━━━━━ Records to use
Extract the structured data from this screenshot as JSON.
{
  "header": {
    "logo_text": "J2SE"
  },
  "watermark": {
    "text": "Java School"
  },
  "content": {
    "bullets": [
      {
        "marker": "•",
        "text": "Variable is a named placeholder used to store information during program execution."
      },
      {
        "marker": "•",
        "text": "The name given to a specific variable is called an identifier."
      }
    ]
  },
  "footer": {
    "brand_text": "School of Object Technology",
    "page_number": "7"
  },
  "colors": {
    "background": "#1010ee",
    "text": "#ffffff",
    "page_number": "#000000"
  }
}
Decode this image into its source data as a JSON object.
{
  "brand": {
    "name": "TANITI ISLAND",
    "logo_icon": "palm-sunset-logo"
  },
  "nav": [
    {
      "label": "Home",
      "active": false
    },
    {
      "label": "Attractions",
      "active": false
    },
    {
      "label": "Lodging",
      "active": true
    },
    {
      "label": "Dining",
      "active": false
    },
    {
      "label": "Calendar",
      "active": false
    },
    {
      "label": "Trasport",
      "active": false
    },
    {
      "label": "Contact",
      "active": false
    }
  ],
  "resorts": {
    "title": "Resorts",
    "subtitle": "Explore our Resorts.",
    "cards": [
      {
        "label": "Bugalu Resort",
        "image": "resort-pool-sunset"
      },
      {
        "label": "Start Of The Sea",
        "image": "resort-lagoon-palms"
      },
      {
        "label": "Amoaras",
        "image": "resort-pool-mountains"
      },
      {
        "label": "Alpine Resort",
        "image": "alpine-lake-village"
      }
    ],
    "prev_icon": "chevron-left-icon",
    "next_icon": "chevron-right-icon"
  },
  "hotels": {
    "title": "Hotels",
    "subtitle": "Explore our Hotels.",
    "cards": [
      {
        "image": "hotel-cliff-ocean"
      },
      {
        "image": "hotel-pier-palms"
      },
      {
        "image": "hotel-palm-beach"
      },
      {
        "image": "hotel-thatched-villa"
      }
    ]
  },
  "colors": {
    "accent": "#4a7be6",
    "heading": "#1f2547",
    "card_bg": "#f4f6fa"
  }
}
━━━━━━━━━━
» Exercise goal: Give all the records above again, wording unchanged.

» Result of the exercise:
Extract the structured data from this screenshot as JSON.
{
  "header": {
    "logo_text": "J2SE"
  },
  "watermark": {
    "text": "Java School"
  },
  "content": {
    "bullets": [
      {
        "marker": "•",
        "text": "Variable is a named placeholder used to store information during program execution."
      },
      {
        "marker": "•",
        "text": "The name given to a specific variable is called an identifier."
      }
    ]
  },
  "footer": {
    "brand_text": "School of Object Technology",
    "page_number": "7"
  },
  "colors": {
    "background": "#1010ee",
    "text": "#ffffff",
    "page_number": "#000000"
  }
}
Decode this image into its source data as a JSON object.
{
  "brand": {
    "name": "TANITI ISLAND",
    "logo_icon": "palm-sunset-logo"
  },
  "nav": [
    {
      "label": "Home",
      "active": false
    },
    {
      "label": "Attractions",
      "active": false
    },
    {
      "label": "Lodging",
      "active": true
    },
    {
      "label": "Dining",
      "active": false
    },
    {
      "label": "Calendar",
      "active": false
    },
    {
      "label": "Trasport",
      "active": false
    },
    {
      "label": "Contact",
      "active": false
    }
  ],
  "resorts": {
    "title": "Resorts",
    "subtitle": "Explore our Resorts.",
    "cards": [
      {
        "label": "Bugalu Resort",
        "image": "resort-pool-sunset"
      },
      {
        "label": "Start Of The Sea",
        "image": "resort-lagoon-palms"
      },
      {
        "label": "Amoaras",
        "image": "resort-pool-mountains"
      },
      {
        "label": "Alpine Resort",
        "image": "alpine-lake-village"
      }
    ],
    "prev_icon": "chevron-left-icon",
    "next_icon": "chevron-right-icon"
  },
  "hotels": {
    "title": "Hotels",
    "subtitle": "Explore our Hotels.",
    "cards": [
      {
        "image": "hotel-cliff-ocean"
      },
      {
        "image": "hotel-pier-palms"
      },
      {
        "image": "hotel-palm-beach"
      },
      {
        "image": "hotel-thatched-villa"
      }
    ]
  },
  "colors": {
    "accent": "#4a7be6",
    "heading": "#1f2547",
    "card_bg": "#f4f6fa"
  }
}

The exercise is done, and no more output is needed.